DATA FOR THIS EXERCISE.
┄┄┄┄┄┄┄┄┄┄┄┄┄┄┄┄┄┄┄┄
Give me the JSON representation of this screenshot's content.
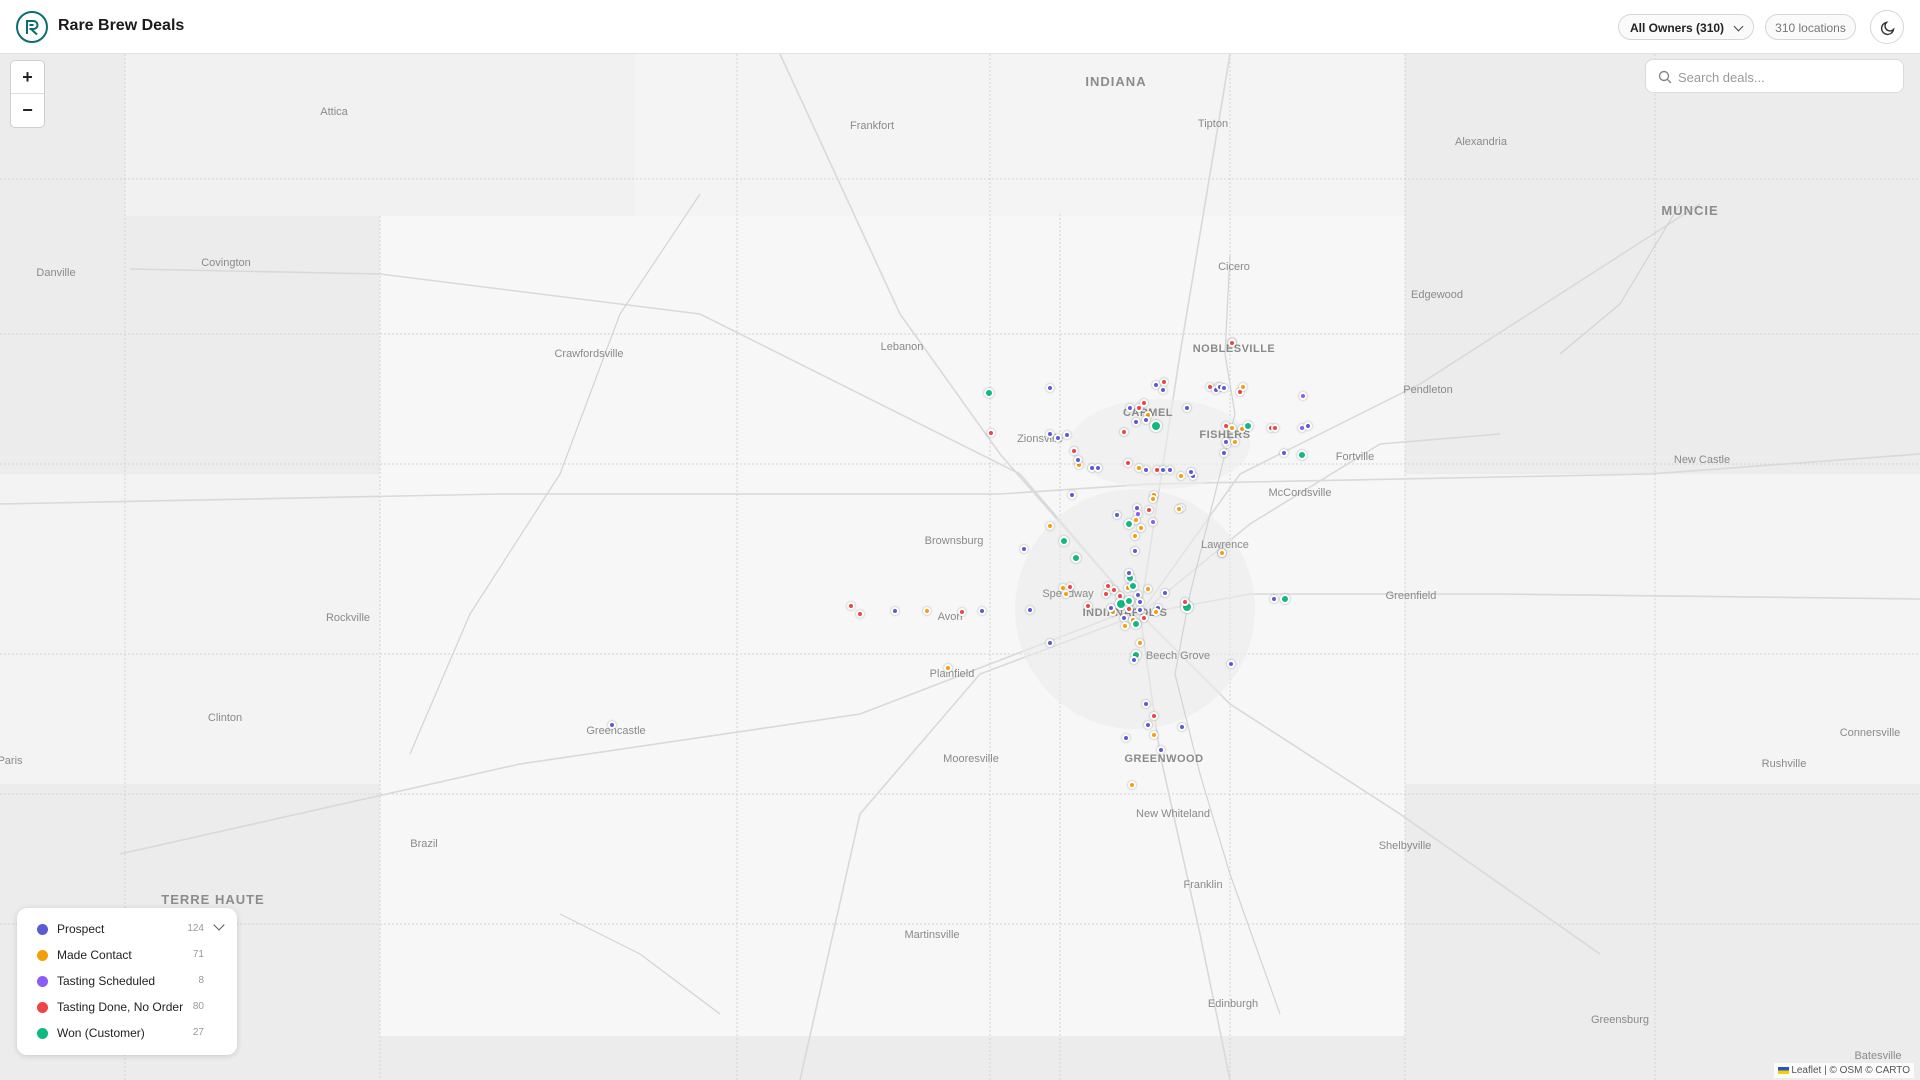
{
  "header": {
    "title": "Rare Brew Deals",
    "owner_filter": "All Owners (310)",
    "location_count": "310 locations"
  },
  "search": {
    "placeholder": "Search deals..."
  },
  "zoom": {
    "in_label": "+",
    "out_label": "−"
  },
  "legend": {
    "items": [
      {
        "label": "Prospect",
        "count": "124",
        "color": "#5b5bd6"
      },
      {
        "label": "Made Contact",
        "count": "71",
        "color": "#f59e0b"
      },
      {
        "label": "Tasting Scheduled",
        "count": "8",
        "color": "#8b5cf6"
      },
      {
        "label": "Tasting Done, No Order",
        "count": "80",
        "color": "#ef4444"
      },
      {
        "label": "Won (Customer)",
        "count": "27",
        "color": "#10b981"
      }
    ]
  },
  "map": {
    "places": [
      {
        "name": "INDIANA"
      },
      {
        "name": "Frankfort"
      },
      {
        "name": "Tipton"
      },
      {
        "name": "Alexandria"
      },
      {
        "name": "MUNCIE"
      },
      {
        "name": "Attica"
      },
      {
        "name": "Covington"
      },
      {
        "name": "Danville"
      },
      {
        "name": "Cicero"
      },
      {
        "name": "Edgewood"
      },
      {
        "name": "Crawfordsville"
      },
      {
        "name": "Lebanon"
      },
      {
        "name": "NOBLESVILLE"
      },
      {
        "name": "Pendleton"
      },
      {
        "name": "CARMEL"
      },
      {
        "name": "Zionsville"
      },
      {
        "name": "FISHERS"
      },
      {
        "name": "Fortville"
      },
      {
        "name": "New Castle"
      },
      {
        "name": "McCordsville"
      },
      {
        "name": "Brownsburg"
      },
      {
        "name": "Lawrence"
      },
      {
        "name": "Speedway"
      },
      {
        "name": "INDIANAPOLIS"
      },
      {
        "name": "Greenfield"
      },
      {
        "name": "Rockville"
      },
      {
        "name": "Avon"
      },
      {
        "name": "Beech Grove"
      },
      {
        "name": "Plainfield"
      },
      {
        "name": "Clinton"
      },
      {
        "name": "Greencastle"
      },
      {
        "name": "Connersville"
      },
      {
        "name": "Mooresville"
      },
      {
        "name": "GREENWOOD"
      },
      {
        "name": "Rushville"
      },
      {
        "name": "Paris"
      },
      {
        "name": "New Whiteland"
      },
      {
        "name": "Brazil"
      },
      {
        "name": "Shelbyville"
      },
      {
        "name": "Franklin"
      },
      {
        "name": "TERRE HAUTE"
      },
      {
        "name": "Martinsville"
      },
      {
        "name": "Edinburgh"
      },
      {
        "name": "Greensburg"
      },
      {
        "name": "Batesville"
      }
    ]
  },
  "attribution": {
    "leaflet": "Leaflet",
    "rest": " | © OSM © CARTO"
  }
}
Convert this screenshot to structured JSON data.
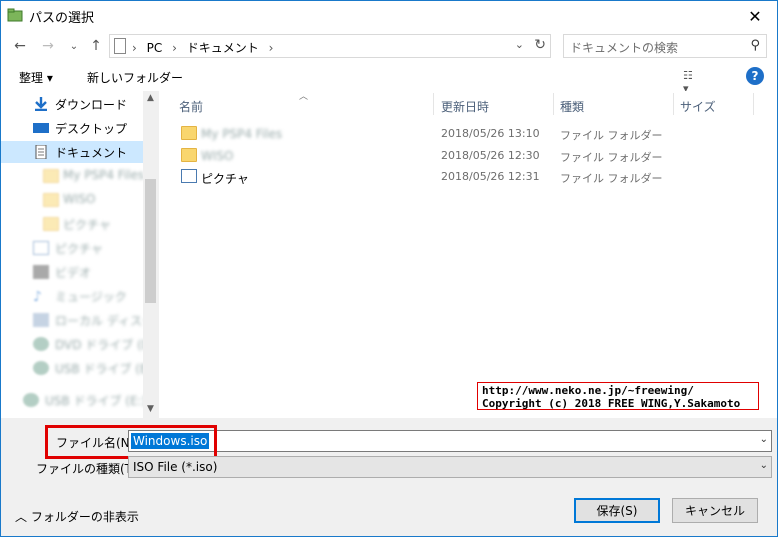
{
  "window": {
    "title": "パスの選択",
    "close_glyph": "✕"
  },
  "address": {
    "crumbs": [
      "PC",
      "ドキュメント"
    ],
    "search_placeholder": "ドキュメントの検索"
  },
  "toolbar": {
    "organize": "整理 ▾",
    "new_folder": "新しいフォルダー",
    "help": "?"
  },
  "nav": {
    "items": [
      {
        "label": "ダウンロード",
        "blur": false
      },
      {
        "label": "デスクトップ",
        "blur": false
      },
      {
        "label": "ドキュメント",
        "blur": false,
        "selected": true
      },
      {
        "label": "My PSP4 Files",
        "blur": true,
        "sub": true
      },
      {
        "label": "WISO",
        "blur": true,
        "sub": true
      },
      {
        "label": "ピクチャ",
        "blur": true,
        "sub": true
      },
      {
        "label": "ピクチャ",
        "blur": true
      },
      {
        "label": "ビデオ",
        "blur": true
      },
      {
        "label": "ミュージック",
        "blur": true
      },
      {
        "label": "ローカル ディスク (C:)",
        "blur": true
      },
      {
        "label": "DVD ドライブ (D:)",
        "blur": true
      },
      {
        "label": "USB ドライブ (E:)",
        "blur": true
      },
      {
        "label": "USB ドライブ (E:)",
        "blur": true
      }
    ]
  },
  "filelist": {
    "columns": [
      "名前",
      "更新日時",
      "種類",
      "サイズ"
    ],
    "rows": [
      {
        "name": "My PSP4 Files",
        "date": "2018/05/26 13:10",
        "type": "ファイル フォルダー",
        "blur": true,
        "icon": "folder"
      },
      {
        "name": "WISO",
        "date": "2018/05/26 12:30",
        "type": "ファイル フォルダー",
        "blur": true,
        "icon": "folder"
      },
      {
        "name": "ピクチャ",
        "date": "2018/05/26 12:31",
        "type": "ファイル フォルダー",
        "blur": false,
        "icon": "picture"
      }
    ]
  },
  "overlay": {
    "line1": "http://www.neko.ne.jp/~freewing/",
    "line2": "Copyright (c) 2018 FREE WING,Y.Sakamoto"
  },
  "bottom": {
    "filename_label": "ファイル名(N):",
    "filename_value": "Windows.iso",
    "filetype_label": "ファイルの種類(T):",
    "filetype_value": "ISO File (*.iso)",
    "hide_folders": "フォルダーの非表示",
    "save": "保存(S)",
    "cancel": "キャンセル"
  }
}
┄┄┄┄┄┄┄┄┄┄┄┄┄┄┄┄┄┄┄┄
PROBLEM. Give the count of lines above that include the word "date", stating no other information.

RESULT OF THE TASK. 3